> [INPUT RECORDS]:
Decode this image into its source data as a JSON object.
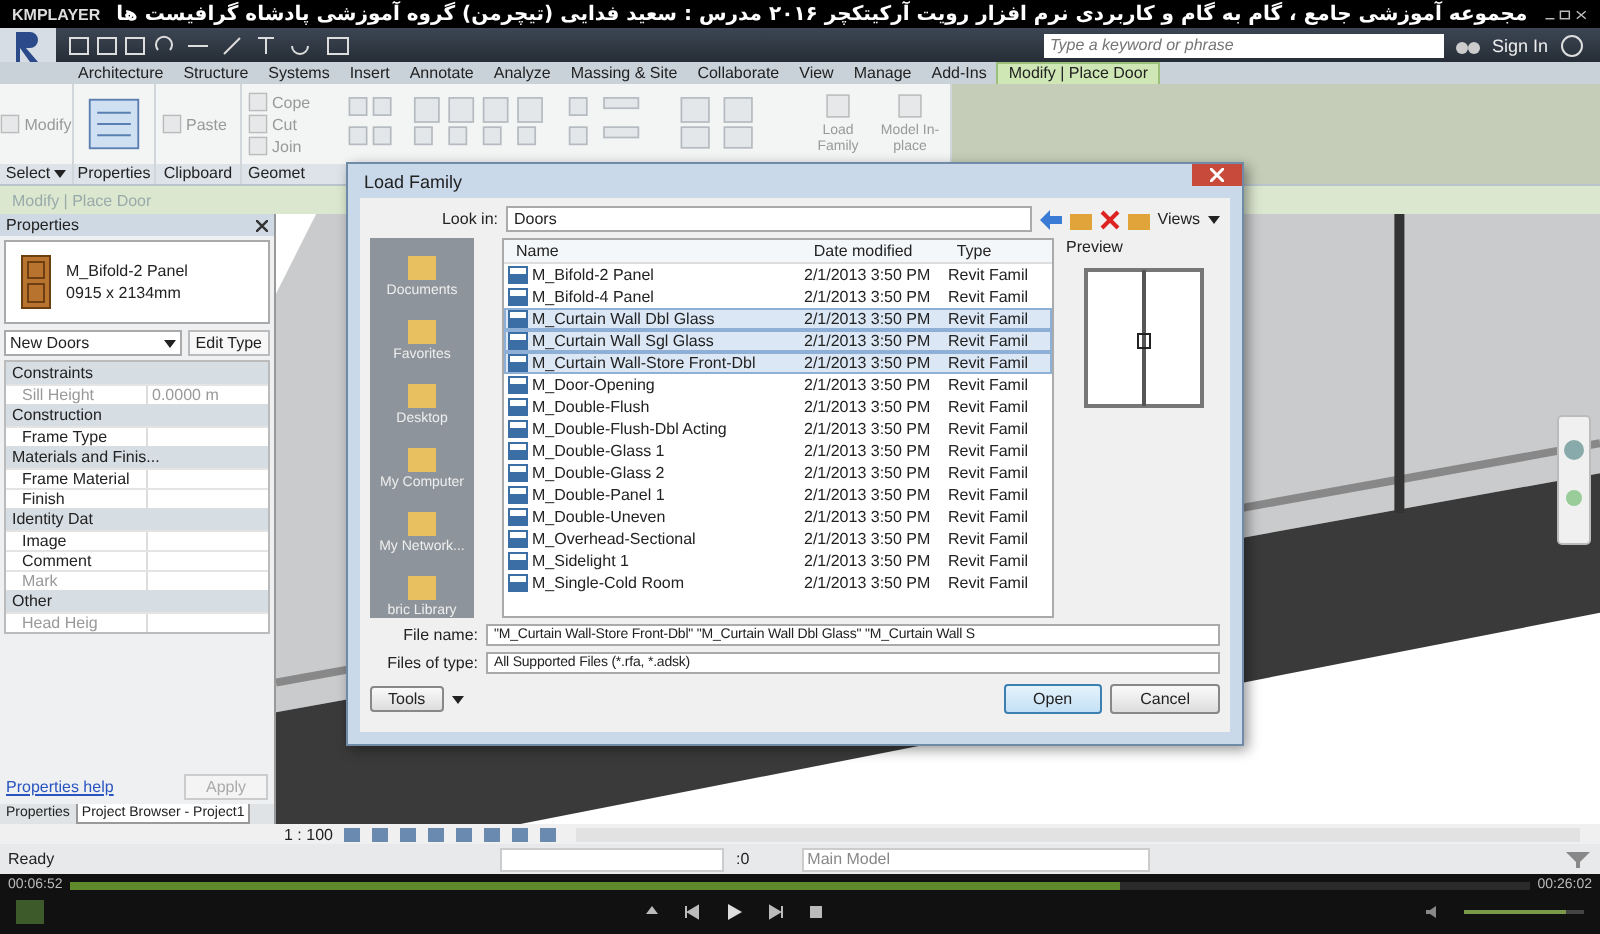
{
  "player": {
    "brand": "KMPLAYER",
    "title": "مجموعه آموزشی جامع ، گام به گام و کاربردی نرم افزار رویت آرکیتکچر ۲۰۱۶   مدرس : سعید فدایی (تیچرمن) گروه آموزشی پادشاه گرافیست ها",
    "elapsed": "00:06:52",
    "total": "00:26:02",
    "progress": {
      "level": 0.72
    },
    "volume": {
      "level": 0.85
    }
  },
  "toolbar": {
    "search": {
      "placeholder": "Type a keyword or phrase"
    },
    "sign_in": "Sign In"
  },
  "tabs": [
    {
      "label": "Architecture",
      "selected": false
    },
    {
      "label": "Structure",
      "selected": false
    },
    {
      "label": "Systems",
      "selected": false
    },
    {
      "label": "Insert",
      "selected": false
    },
    {
      "label": "Annotate",
      "selected": false
    },
    {
      "label": "Analyze",
      "selected": false
    },
    {
      "label": "Massing & Site",
      "selected": false
    },
    {
      "label": "Collaborate",
      "selected": false
    },
    {
      "label": "View",
      "selected": false
    },
    {
      "label": "Manage",
      "selected": false
    },
    {
      "label": "Add-Ins",
      "selected": false
    },
    {
      "label": "Modify | Place Door",
      "selected": true
    }
  ],
  "ribbon": {
    "panels": [
      {
        "label": "Select",
        "kind": "menu",
        "tools": [
          "Modify"
        ]
      },
      {
        "label": "Properties",
        "kind": "plain"
      },
      {
        "label": "Clipboard",
        "kind": "plain",
        "tools": [
          "Paste"
        ]
      },
      {
        "label": "Geomet",
        "kind": "plain",
        "tools": [
          "Cope",
          "Cut",
          "Join"
        ]
      }
    ],
    "family_tools": [
      "Load Family",
      "Model In-place"
    ]
  },
  "options_bar": "Modify | Place Door",
  "properties": {
    "title": "Properties",
    "type_name": "M_Bifold-2 Panel",
    "type_size": "0915 x 2134mm",
    "instance": "New Doors",
    "edit_type": "Edit Type",
    "groups": [
      {
        "name": "Constraints",
        "rows": [
          {
            "label": "Sill Height",
            "value": "0.0000 m",
            "disabled": true
          }
        ]
      },
      {
        "name": "Construction",
        "rows": [
          {
            "label": "Frame Type",
            "value": "",
            "disabled": false
          }
        ]
      },
      {
        "name": "Materials and Finis...",
        "rows": [
          {
            "label": "Frame Material",
            "value": "",
            "disabled": false
          },
          {
            "label": "Finish",
            "value": "",
            "disabled": false
          }
        ]
      },
      {
        "name": "Identity Dat",
        "rows": [
          {
            "label": "Image",
            "value": "",
            "disabled": false
          },
          {
            "label": "Comment",
            "value": "",
            "disabled": false
          },
          {
            "label": "Mark",
            "value": "",
            "disabled": true
          }
        ]
      },
      {
        "name": "Other",
        "rows": [
          {
            "label": "Head Heig",
            "value": "",
            "disabled": true
          }
        ]
      }
    ],
    "help": "Properties help",
    "apply": {
      "label": "Apply",
      "disabled": true
    },
    "tabs": [
      {
        "label": "Properties",
        "selected": false
      },
      {
        "label": "Project Browser - Project1",
        "selected": true
      }
    ]
  },
  "dialog": {
    "title": "Load Family",
    "look_in_label": "Look in:",
    "look_in": "Doors",
    "views": "Views",
    "preview_label": "Preview",
    "places": [
      "Documents",
      "Favorites",
      "Desktop",
      "My Computer",
      "My Network...",
      "bric Library"
    ],
    "columns": [
      "Name",
      "Date modified",
      "Type"
    ],
    "files": [
      {
        "name": "M_Bifold-2 Panel",
        "date": "2/1/2013 3:50 PM",
        "type": "Revit Famil",
        "selected": false
      },
      {
        "name": "M_Bifold-4 Panel",
        "date": "2/1/2013 3:50 PM",
        "type": "Revit Famil",
        "selected": false
      },
      {
        "name": "M_Curtain Wall Dbl Glass",
        "date": "2/1/2013 3:50 PM",
        "type": "Revit Famil",
        "selected": true
      },
      {
        "name": "M_Curtain Wall Sgl Glass",
        "date": "2/1/2013 3:50 PM",
        "type": "Revit Famil",
        "selected": true
      },
      {
        "name": "M_Curtain Wall-Store Front-Dbl",
        "date": "2/1/2013 3:50 PM",
        "type": "Revit Famil",
        "selected": true
      },
      {
        "name": "M_Door-Opening",
        "date": "2/1/2013 3:50 PM",
        "type": "Revit Famil",
        "selected": false
      },
      {
        "name": "M_Double-Flush",
        "date": "2/1/2013 3:50 PM",
        "type": "Revit Famil",
        "selected": false
      },
      {
        "name": "M_Double-Flush-Dbl Acting",
        "date": "2/1/2013 3:50 PM",
        "type": "Revit Famil",
        "selected": false
      },
      {
        "name": "M_Double-Glass 1",
        "date": "2/1/2013 3:50 PM",
        "type": "Revit Famil",
        "selected": false
      },
      {
        "name": "M_Double-Glass 2",
        "date": "2/1/2013 3:50 PM",
        "type": "Revit Famil",
        "selected": false
      },
      {
        "name": "M_Double-Panel 1",
        "date": "2/1/2013 3:50 PM",
        "type": "Revit Famil",
        "selected": false
      },
      {
        "name": "M_Double-Uneven",
        "date": "2/1/2013 3:50 PM",
        "type": "Revit Famil",
        "selected": false
      },
      {
        "name": "M_Overhead-Sectional",
        "date": "2/1/2013 3:50 PM",
        "type": "Revit Famil",
        "selected": false
      },
      {
        "name": "M_Sidelight 1",
        "date": "2/1/2013 3:50 PM",
        "type": "Revit Famil",
        "selected": false
      },
      {
        "name": "M_Single-Cold Room",
        "date": "2/1/2013 3:50 PM",
        "type": "Revit Famil",
        "selected": false
      }
    ],
    "file_name_label": "File name:",
    "file_name": "\"M_Curtain Wall-Store Front-Dbl\" \"M_Curtain Wall Dbl Glass\" \"M_Curtain Wall S",
    "file_type_label": "Files of type:",
    "file_type": "All Supported Files  (*.rfa, *.adsk)",
    "tools": "Tools",
    "open": "Open",
    "cancel": "Cancel"
  },
  "view_bar": {
    "scale": "1 : 100"
  },
  "status_bar": {
    "message": "Ready",
    "count": ":0",
    "workset": "Main Model"
  }
}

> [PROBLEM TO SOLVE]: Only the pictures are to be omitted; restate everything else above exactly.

> [TASK RESPONSE]:
Decode this image into its source data as a JSON object.
{
  "player": {
    "brand": "KMPLAYER",
    "title": "مجموعه آموزشی جامع ، گام به گام و کاربردی نرم افزار رویت آرکیتکچر ۲۰۱۶   مدرس : سعید فدایی (تیچرمن) گروه آموزشی پادشاه گرافیست ها",
    "elapsed": "00:06:52",
    "total": "00:26:02",
    "progress": {
      "level": 0.72
    },
    "volume": {
      "level": 0.85
    }
  },
  "toolbar": {
    "search": {
      "placeholder": "Type a keyword or phrase"
    },
    "sign_in": "Sign In"
  },
  "tabs": [
    {
      "label": "Architecture",
      "selected": false
    },
    {
      "label": "Structure",
      "selected": false
    },
    {
      "label": "Systems",
      "selected": false
    },
    {
      "label": "Insert",
      "selected": false
    },
    {
      "label": "Annotate",
      "selected": false
    },
    {
      "label": "Analyze",
      "selected": false
    },
    {
      "label": "Massing & Site",
      "selected": false
    },
    {
      "label": "Collaborate",
      "selected": false
    },
    {
      "label": "View",
      "selected": false
    },
    {
      "label": "Manage",
      "selected": false
    },
    {
      "label": "Add-Ins",
      "selected": false
    },
    {
      "label": "Modify | Place Door",
      "selected": true
    }
  ],
  "ribbon": {
    "panels": [
      {
        "label": "Select",
        "kind": "menu",
        "tools": [
          "Modify"
        ]
      },
      {
        "label": "Properties",
        "kind": "plain"
      },
      {
        "label": "Clipboard",
        "kind": "plain",
        "tools": [
          "Paste"
        ]
      },
      {
        "label": "Geomet",
        "kind": "plain",
        "tools": [
          "Cope",
          "Cut",
          "Join"
        ]
      }
    ],
    "family_tools": [
      "Load Family",
      "Model In-place"
    ]
  },
  "options_bar": "Modify | Place Door",
  "properties": {
    "title": "Properties",
    "type_name": "M_Bifold-2 Panel",
    "type_size": "0915 x 2134mm",
    "instance": "New Doors",
    "edit_type": "Edit Type",
    "groups": [
      {
        "name": "Constraints",
        "rows": [
          {
            "label": "Sill Height",
            "value": "0.0000 m",
            "disabled": true
          }
        ]
      },
      {
        "name": "Construction",
        "rows": [
          {
            "label": "Frame Type",
            "value": "",
            "disabled": false
          }
        ]
      },
      {
        "name": "Materials and Finis...",
        "rows": [
          {
            "label": "Frame Material",
            "value": "",
            "disabled": false
          },
          {
            "label": "Finish",
            "value": "",
            "disabled": false
          }
        ]
      },
      {
        "name": "Identity Dat",
        "rows": [
          {
            "label": "Image",
            "value": "",
            "disabled": false
          },
          {
            "label": "Comment",
            "value": "",
            "disabled": false
          },
          {
            "label": "Mark",
            "value": "",
            "disabled": true
          }
        ]
      },
      {
        "name": "Other",
        "rows": [
          {
            "label": "Head Heig",
            "value": "",
            "disabled": true
          }
        ]
      }
    ],
    "help": "Properties help",
    "apply": {
      "label": "Apply",
      "disabled": true
    },
    "tabs": [
      {
        "label": "Properties",
        "selected": false
      },
      {
        "label": "Project Browser - Project1",
        "selected": true
      }
    ]
  },
  "dialog": {
    "title": "Load Family",
    "look_in_label": "Look in:",
    "look_in": "Doors",
    "views": "Views",
    "preview_label": "Preview",
    "places": [
      "Documents",
      "Favorites",
      "Desktop",
      "My Computer",
      "My Network...",
      "bric Library"
    ],
    "columns": [
      "Name",
      "Date modified",
      "Type"
    ],
    "files": [
      {
        "name": "M_Bifold-2 Panel",
        "date": "2/1/2013 3:50 PM",
        "type": "Revit Famil",
        "selected": false
      },
      {
        "name": "M_Bifold-4 Panel",
        "date": "2/1/2013 3:50 PM",
        "type": "Revit Famil",
        "selected": false
      },
      {
        "name": "M_Curtain Wall Dbl Glass",
        "date": "2/1/2013 3:50 PM",
        "type": "Revit Famil",
        "selected": true
      },
      {
        "name": "M_Curtain Wall Sgl Glass",
        "date": "2/1/2013 3:50 PM",
        "type": "Revit Famil",
        "selected": true
      },
      {
        "name": "M_Curtain Wall-Store Front-Dbl",
        "date": "2/1/2013 3:50 PM",
        "type": "Revit Famil",
        "selected": true
      },
      {
        "name": "M_Door-Opening",
        "date": "2/1/2013 3:50 PM",
        "type": "Revit Famil",
        "selected": false
      },
      {
        "name": "M_Double-Flush",
        "date": "2/1/2013 3:50 PM",
        "type": "Revit Famil",
        "selected": false
      },
      {
        "name": "M_Double-Flush-Dbl Acting",
        "date": "2/1/2013 3:50 PM",
        "type": "Revit Famil",
        "selected": false
      },
      {
        "name": "M_Double-Glass 1",
        "date": "2/1/2013 3:50 PM",
        "type": "Revit Famil",
        "selected": false
      },
      {
        "name": "M_Double-Glass 2",
        "date": "2/1/2013 3:50 PM",
        "type": "Revit Famil",
        "selected": false
      },
      {
        "name": "M_Double-Panel 1",
        "date": "2/1/2013 3:50 PM",
        "type": "Revit Famil",
        "selected": false
      },
      {
        "name": "M_Double-Uneven",
        "date": "2/1/2013 3:50 PM",
        "type": "Revit Famil",
        "selected": false
      },
      {
        "name": "M_Overhead-Sectional",
        "date": "2/1/2013 3:50 PM",
        "type": "Revit Famil",
        "selected": false
      },
      {
        "name": "M_Sidelight 1",
        "date": "2/1/2013 3:50 PM",
        "type": "Revit Famil",
        "selected": false
      },
      {
        "name": "M_Single-Cold Room",
        "date": "2/1/2013 3:50 PM",
        "type": "Revit Famil",
        "selected": false
      }
    ],
    "file_name_label": "File name:",
    "file_name": "\"M_Curtain Wall-Store Front-Dbl\" \"M_Curtain Wall Dbl Glass\" \"M_Curtain Wall S",
    "file_type_label": "Files of type:",
    "file_type": "All Supported Files  (*.rfa, *.adsk)",
    "tools": "Tools",
    "open": "Open",
    "cancel": "Cancel"
  },
  "view_bar": {
    "scale": "1 : 100"
  },
  "status_bar": {
    "message": "Ready",
    "count": ":0",
    "workset": "Main Model"
  }
}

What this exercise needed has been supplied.